Filter the entries, keeping every line with the word "date".

## Task inputs
┄┄┄┄┄┄┄┄┄┄

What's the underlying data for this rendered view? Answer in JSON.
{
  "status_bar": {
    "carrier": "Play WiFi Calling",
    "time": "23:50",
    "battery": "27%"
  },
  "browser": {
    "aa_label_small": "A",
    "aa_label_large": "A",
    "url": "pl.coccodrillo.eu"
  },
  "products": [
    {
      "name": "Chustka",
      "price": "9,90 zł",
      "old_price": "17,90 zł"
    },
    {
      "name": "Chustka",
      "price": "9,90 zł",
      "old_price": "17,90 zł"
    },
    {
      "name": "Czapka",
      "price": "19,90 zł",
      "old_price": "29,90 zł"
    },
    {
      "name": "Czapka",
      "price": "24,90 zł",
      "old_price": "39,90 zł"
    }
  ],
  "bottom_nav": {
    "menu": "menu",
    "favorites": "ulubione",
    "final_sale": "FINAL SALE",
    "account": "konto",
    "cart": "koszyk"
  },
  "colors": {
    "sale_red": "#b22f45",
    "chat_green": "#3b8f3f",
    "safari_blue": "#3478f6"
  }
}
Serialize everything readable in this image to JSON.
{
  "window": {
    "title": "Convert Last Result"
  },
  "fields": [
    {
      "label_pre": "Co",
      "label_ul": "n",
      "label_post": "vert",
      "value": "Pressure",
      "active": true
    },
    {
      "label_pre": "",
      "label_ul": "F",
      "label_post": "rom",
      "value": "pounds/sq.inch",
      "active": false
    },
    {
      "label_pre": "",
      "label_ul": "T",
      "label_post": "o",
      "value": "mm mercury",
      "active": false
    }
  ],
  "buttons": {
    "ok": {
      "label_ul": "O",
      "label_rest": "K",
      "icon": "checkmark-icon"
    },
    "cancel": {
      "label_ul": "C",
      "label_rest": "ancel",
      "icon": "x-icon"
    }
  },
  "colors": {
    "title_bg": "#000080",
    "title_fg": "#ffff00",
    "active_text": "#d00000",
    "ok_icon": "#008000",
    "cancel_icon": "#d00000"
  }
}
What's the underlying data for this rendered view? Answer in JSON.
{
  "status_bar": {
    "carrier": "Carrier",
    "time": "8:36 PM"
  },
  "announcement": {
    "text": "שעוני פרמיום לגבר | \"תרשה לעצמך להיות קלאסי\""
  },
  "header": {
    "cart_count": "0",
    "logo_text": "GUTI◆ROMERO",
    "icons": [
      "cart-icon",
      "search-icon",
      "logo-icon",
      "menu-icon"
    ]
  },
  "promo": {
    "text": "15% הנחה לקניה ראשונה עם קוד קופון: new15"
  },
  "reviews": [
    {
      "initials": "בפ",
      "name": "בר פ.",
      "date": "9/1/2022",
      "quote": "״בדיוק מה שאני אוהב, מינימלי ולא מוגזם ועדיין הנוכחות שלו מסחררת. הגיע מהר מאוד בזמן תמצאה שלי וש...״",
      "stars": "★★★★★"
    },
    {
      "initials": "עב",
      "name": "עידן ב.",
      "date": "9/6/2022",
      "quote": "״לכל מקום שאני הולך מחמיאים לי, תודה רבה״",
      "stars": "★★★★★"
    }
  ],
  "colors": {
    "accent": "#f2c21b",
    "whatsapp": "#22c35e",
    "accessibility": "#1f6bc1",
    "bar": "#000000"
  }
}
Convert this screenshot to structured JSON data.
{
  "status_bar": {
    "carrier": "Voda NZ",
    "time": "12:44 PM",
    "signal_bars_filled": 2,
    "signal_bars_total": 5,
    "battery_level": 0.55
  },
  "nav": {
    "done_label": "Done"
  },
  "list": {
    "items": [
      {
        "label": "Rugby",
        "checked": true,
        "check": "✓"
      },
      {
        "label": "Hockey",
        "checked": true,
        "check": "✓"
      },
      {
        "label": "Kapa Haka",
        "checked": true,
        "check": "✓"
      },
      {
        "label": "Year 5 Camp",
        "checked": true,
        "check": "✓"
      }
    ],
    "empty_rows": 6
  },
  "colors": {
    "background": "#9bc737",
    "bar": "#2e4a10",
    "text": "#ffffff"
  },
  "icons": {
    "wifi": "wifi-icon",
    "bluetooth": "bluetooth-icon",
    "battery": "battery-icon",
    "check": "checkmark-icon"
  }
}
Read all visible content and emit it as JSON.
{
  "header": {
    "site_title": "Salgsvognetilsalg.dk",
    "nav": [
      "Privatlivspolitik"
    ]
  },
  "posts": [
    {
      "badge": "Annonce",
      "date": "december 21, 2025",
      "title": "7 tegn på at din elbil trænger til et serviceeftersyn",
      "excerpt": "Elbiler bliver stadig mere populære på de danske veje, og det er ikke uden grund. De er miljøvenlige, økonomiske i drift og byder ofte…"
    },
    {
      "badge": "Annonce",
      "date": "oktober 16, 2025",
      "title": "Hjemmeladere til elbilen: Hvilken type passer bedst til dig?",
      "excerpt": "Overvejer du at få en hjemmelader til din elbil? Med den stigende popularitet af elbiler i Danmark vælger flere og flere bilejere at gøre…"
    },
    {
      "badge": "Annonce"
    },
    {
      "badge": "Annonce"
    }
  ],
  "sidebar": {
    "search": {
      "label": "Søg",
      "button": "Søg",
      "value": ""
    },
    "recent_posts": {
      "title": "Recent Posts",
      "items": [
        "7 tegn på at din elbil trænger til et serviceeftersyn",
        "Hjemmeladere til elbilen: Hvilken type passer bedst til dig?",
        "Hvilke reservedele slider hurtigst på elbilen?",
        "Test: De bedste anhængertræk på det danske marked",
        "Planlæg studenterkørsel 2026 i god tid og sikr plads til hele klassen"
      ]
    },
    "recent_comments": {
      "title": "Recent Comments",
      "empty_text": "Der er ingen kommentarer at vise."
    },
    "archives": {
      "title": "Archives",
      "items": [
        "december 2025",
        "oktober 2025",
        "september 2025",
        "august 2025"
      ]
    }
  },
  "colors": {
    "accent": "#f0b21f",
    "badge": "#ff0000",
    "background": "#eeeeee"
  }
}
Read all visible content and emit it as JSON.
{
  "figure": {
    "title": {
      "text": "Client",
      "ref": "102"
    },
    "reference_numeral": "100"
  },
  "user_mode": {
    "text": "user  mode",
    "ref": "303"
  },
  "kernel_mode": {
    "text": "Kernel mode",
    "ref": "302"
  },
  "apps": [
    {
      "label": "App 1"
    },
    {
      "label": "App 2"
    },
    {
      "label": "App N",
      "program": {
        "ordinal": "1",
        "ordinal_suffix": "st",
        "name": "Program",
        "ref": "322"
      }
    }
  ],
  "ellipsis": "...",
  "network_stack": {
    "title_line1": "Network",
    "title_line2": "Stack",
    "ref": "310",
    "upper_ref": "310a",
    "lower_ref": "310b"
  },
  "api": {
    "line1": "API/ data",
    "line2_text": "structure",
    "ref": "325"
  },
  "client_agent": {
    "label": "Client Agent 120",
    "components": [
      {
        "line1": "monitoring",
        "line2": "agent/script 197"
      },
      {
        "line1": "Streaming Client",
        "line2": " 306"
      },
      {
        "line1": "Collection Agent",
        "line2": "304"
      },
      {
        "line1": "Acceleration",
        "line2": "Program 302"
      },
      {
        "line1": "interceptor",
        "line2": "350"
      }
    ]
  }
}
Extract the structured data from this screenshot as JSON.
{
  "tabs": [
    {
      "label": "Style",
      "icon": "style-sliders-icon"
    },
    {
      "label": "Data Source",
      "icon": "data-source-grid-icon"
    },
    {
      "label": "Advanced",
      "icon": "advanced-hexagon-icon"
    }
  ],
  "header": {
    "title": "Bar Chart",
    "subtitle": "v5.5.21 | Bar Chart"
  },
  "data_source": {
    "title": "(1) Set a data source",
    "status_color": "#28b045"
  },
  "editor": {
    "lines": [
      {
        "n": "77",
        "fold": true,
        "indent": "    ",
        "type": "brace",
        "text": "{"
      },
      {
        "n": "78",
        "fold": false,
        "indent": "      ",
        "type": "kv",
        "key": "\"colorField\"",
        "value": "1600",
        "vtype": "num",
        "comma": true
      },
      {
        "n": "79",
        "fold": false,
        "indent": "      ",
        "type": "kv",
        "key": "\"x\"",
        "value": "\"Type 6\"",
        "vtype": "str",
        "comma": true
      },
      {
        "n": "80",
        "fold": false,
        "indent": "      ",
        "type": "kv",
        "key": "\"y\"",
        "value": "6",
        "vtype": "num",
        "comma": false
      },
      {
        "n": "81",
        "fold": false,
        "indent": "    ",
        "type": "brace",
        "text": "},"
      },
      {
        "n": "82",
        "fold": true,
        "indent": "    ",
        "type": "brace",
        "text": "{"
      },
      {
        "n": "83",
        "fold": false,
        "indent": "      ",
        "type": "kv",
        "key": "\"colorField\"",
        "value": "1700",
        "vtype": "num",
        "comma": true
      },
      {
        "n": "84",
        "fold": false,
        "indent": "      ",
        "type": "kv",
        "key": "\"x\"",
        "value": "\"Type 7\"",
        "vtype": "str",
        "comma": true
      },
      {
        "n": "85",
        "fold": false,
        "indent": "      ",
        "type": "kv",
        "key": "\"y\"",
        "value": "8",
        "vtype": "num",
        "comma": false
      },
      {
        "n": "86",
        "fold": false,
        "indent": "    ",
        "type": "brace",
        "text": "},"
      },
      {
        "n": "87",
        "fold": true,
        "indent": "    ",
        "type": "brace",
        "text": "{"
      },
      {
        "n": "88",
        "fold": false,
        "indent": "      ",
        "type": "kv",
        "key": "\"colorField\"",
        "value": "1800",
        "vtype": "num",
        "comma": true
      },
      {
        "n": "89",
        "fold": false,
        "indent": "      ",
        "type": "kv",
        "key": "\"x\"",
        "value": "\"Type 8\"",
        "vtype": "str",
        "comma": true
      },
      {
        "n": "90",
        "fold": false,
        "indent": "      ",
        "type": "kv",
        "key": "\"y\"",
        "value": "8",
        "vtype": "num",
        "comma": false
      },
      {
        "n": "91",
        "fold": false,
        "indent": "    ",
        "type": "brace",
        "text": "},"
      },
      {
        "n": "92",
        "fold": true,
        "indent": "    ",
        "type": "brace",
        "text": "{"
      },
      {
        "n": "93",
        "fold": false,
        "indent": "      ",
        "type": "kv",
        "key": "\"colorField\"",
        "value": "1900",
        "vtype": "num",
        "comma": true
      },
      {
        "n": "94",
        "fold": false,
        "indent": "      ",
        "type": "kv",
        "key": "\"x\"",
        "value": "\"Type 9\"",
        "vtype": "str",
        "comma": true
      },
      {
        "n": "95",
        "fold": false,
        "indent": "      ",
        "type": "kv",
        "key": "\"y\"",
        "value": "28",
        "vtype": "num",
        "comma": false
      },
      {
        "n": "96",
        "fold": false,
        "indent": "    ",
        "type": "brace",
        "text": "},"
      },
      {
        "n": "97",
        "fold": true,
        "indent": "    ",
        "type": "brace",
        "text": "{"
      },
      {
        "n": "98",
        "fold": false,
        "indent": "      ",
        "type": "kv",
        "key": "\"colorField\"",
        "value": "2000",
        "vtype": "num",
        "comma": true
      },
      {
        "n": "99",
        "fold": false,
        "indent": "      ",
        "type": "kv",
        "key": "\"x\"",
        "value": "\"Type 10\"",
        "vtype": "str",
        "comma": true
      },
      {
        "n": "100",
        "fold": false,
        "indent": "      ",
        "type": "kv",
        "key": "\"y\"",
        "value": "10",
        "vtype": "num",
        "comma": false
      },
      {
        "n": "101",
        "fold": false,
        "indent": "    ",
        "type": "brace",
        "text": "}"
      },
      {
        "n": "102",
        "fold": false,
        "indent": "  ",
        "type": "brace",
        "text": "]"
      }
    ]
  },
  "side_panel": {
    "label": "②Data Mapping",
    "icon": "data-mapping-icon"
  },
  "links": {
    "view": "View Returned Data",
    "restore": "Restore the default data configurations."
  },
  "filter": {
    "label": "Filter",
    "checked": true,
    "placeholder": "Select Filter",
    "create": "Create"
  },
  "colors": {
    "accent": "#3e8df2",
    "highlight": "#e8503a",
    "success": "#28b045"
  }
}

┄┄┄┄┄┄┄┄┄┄

## Answer box
      "date": "9/1/2022",
      "date": "9/6/2022",
      "date": "december 21, 2025",
      "date": "oktober 16, 2025",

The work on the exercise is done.